Photo by Wilfred Iven from stocksnap.io
“Any sufficiently advanced technology is indistinguishable from magic.” – Arthur C. Clarke
Apple has a knack for making technology that, to paraphrase Arthur C. Clarke, feels a bit magical. It turns out that’s the sort of technology people strongly prefer to use. As a result, Apple has built a loyal consumer following, suggesting that commitment to a delightful technology experience is simply good business. Professionals in all industries have taken note of Apple’s success, and clinical research professionals are no exception.
I and others working in clinical innovation have looked to Apple for inspiration on how we might use technology to improve the patient experience. How can we make research participation more delightful and less frustrating? How can we distill a very complex process into an experience that feels very simple for research participants? How can we make clinical research more…Apple-like? Now we won’t have to look much further for potential answers. Apple itself is seeking to answer these questions.

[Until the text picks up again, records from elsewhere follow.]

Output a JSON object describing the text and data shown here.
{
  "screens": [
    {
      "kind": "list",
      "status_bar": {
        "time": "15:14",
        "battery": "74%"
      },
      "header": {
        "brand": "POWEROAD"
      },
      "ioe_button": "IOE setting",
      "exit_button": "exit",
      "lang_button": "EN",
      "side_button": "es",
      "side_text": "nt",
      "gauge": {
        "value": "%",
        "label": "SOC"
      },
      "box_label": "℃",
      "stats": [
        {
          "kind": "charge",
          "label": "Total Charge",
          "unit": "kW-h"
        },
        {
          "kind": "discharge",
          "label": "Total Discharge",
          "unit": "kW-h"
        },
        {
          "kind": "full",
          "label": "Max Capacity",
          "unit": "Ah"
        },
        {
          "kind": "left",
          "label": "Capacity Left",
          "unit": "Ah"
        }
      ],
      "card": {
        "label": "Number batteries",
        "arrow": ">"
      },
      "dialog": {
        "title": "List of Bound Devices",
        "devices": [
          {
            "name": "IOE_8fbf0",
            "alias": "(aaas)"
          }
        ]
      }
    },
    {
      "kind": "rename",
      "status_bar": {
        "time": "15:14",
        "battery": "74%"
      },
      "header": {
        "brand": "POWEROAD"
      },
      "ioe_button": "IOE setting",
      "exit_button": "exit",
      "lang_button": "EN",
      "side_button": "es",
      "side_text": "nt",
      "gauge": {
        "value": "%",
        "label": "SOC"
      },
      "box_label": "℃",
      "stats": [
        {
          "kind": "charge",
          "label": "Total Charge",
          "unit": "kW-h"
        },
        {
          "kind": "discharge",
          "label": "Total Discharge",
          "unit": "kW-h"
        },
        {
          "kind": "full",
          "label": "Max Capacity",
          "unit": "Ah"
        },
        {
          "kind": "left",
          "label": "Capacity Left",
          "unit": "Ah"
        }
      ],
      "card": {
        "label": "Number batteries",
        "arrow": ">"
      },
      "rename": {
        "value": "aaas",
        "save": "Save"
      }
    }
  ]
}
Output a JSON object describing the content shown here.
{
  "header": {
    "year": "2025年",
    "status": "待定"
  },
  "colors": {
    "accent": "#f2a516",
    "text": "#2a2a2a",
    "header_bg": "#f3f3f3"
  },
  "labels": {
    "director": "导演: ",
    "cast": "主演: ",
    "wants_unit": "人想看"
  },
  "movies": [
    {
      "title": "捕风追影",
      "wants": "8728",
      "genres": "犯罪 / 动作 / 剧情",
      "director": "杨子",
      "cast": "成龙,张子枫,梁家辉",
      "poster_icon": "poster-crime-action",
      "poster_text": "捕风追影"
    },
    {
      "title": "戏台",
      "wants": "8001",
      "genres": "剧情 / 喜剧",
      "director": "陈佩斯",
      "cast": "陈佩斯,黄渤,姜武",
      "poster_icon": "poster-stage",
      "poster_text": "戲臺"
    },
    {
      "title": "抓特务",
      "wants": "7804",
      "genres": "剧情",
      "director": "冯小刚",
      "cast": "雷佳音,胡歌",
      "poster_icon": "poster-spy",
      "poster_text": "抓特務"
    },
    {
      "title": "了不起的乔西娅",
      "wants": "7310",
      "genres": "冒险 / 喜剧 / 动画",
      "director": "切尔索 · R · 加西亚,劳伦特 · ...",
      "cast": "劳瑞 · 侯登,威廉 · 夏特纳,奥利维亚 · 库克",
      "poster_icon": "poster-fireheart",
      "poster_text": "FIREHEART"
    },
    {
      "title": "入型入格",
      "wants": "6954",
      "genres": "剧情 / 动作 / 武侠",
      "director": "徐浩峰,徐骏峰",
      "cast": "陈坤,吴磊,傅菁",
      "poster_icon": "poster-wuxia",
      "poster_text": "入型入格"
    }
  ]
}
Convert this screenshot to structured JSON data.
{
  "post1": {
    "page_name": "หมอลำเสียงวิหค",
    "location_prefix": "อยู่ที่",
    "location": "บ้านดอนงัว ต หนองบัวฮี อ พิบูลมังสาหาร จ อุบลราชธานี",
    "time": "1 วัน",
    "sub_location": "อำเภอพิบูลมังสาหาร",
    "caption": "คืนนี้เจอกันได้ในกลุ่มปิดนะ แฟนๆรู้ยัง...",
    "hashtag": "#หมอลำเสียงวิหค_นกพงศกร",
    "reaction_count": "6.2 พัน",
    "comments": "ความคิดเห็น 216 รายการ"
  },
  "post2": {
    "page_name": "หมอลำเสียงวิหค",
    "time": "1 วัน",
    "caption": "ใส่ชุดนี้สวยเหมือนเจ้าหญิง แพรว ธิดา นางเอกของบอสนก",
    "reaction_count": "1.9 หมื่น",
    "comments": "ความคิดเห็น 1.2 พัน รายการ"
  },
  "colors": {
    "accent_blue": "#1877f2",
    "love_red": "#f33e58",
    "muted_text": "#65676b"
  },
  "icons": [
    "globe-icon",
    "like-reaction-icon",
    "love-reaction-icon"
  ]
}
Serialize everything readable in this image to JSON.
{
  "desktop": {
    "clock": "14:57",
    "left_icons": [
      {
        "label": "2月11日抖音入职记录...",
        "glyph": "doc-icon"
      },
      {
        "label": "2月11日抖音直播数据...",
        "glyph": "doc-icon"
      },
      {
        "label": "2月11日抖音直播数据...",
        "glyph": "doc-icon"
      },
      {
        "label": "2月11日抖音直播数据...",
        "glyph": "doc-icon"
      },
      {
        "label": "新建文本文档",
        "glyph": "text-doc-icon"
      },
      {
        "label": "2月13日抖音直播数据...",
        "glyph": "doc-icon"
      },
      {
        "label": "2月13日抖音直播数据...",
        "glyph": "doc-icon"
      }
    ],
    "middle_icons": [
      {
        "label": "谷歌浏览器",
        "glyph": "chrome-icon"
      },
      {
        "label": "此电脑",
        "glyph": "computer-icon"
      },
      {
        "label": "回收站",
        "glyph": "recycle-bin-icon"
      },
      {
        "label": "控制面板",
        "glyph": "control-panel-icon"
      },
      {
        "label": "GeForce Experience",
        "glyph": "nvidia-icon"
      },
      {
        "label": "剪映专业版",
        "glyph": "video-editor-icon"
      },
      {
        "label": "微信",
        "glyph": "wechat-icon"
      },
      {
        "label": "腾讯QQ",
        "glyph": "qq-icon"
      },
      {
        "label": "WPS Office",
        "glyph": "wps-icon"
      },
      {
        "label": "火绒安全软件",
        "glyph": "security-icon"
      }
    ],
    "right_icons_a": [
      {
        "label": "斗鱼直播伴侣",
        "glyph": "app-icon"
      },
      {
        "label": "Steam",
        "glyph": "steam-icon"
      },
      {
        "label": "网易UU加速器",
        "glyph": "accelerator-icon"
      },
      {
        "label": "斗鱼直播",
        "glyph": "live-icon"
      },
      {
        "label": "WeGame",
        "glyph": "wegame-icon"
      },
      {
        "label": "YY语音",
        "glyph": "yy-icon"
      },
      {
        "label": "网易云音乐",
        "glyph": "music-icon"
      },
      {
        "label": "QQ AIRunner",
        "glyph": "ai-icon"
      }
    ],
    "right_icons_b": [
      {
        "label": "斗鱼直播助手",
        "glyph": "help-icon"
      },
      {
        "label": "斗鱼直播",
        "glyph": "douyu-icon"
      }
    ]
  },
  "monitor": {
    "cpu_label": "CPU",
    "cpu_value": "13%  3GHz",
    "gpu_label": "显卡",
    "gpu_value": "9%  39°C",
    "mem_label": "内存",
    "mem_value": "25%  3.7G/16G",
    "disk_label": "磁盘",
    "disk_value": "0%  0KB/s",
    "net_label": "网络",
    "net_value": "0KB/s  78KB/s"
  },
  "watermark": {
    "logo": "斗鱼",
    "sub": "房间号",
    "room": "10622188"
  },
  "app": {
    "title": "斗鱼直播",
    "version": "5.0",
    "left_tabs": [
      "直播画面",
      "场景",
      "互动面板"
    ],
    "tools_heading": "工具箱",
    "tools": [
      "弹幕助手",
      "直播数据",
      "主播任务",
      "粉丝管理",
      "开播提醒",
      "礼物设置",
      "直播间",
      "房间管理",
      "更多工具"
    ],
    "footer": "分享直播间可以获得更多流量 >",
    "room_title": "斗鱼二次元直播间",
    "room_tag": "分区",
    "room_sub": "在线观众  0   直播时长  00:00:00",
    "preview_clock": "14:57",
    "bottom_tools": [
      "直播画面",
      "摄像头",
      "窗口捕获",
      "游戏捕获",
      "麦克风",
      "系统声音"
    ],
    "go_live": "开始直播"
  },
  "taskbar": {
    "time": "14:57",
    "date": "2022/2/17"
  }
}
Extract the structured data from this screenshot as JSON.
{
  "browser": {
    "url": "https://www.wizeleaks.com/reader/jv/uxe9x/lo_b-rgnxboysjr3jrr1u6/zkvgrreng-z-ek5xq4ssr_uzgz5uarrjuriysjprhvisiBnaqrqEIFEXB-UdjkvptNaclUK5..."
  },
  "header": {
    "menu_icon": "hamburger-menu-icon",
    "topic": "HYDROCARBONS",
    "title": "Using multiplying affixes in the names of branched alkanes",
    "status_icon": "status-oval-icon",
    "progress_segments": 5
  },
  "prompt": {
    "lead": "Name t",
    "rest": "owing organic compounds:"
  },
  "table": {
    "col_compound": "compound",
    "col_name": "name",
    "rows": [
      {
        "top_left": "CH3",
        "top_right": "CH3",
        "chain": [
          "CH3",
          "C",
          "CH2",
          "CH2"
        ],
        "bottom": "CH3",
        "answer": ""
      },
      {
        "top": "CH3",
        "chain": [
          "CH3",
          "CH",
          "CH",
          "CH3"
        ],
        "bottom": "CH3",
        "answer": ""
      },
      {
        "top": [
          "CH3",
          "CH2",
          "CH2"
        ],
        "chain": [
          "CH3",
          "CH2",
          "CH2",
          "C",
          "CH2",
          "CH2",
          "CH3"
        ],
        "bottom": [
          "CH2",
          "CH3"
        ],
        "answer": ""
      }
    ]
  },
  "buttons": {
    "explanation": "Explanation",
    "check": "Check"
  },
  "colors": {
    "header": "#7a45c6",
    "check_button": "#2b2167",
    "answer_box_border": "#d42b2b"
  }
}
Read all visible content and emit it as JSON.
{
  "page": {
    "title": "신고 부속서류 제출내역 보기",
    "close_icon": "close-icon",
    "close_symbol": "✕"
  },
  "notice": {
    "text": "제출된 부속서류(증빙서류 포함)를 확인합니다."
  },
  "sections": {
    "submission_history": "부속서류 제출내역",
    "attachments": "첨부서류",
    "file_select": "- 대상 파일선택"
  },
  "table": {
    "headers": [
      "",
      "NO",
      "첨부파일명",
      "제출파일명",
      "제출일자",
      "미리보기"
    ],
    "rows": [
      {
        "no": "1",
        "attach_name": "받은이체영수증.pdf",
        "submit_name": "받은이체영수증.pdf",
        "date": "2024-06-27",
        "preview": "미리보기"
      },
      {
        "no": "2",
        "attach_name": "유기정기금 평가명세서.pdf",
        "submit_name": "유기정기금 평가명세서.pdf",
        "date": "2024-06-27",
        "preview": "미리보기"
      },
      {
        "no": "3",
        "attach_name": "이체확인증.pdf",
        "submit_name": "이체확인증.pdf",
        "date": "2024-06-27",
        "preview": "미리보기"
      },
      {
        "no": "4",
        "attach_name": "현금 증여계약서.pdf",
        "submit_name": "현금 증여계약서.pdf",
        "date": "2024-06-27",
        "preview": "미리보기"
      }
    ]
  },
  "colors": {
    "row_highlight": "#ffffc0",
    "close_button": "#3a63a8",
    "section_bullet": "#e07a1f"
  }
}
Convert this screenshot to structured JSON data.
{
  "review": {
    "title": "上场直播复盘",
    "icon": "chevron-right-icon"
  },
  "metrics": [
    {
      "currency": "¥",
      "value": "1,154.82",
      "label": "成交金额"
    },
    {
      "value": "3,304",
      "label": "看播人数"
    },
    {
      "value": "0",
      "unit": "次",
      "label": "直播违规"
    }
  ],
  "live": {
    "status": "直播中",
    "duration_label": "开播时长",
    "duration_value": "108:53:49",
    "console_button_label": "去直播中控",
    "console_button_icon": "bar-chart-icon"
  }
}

Apple recently announced ResearchKit, creating waves far beyond the clinical research community. ResearchKit is an open-source framework that provides researchers and application developers with a platform to build mobile study apps. Apple’s announcement was accompanied by the release of five ResearchKit-built apps. Because the ResearchKit framework integrates multiple capabilities into one platform, researchers have a single destination to conduct research. And patients have a single destination to participate in research, simply by downloading any chosen study app onto their mobile device.
Click the image to view an infographic about the Lilly COI API
Click to enlarge the infographic.
As the Internet continues to mature and more people access the web through desktop and mobile apps, the need for APIs (Application Programming Interfaces) has never been more pressing. APIs provide a consistent, easy-to-use way for developers to access data that can be built into mobile apps or websites.
Since 2005, ProgrammableWeb has cataloged the world’s APIs and has become the de facto journal of the API economy. Today there are more than 12,000 APIs listed in the ProgrammableWeb directory, but only 2.07% of those APIs are health-related. Clinical research-related APIs are hardly present at all, accounting for just 0.07% of the APIs listed on ProgrammableWeb.
The Lilly COI API is at the center of our efforts to make it easier for people to find clinical trials that are right for them or their loved ones. The API was created to make publicly-available clinical trial information easier for people to understand and easier for developers to work with.
Photo Courtesy of http://www.niknightswbc.btck.co.uk/ParalympicsLondon2012%5B/caption%5D
Do you donate blood? Or perhaps you’re an organ donor. If so, you see the value in contributing – literally, a part of yourself – to the greater good. In addition, you may see the potential direct benefit for you or those you care for. Blood and organ donations are now common practice, and it’s easy to see that their value is irrefutable.
What if we extended this concept to data about diseases. Patient registries are ways to bring data together to be used to understand disease, identify clinical trial participants, and, potentially provide statistical power to help develop new disease treatments.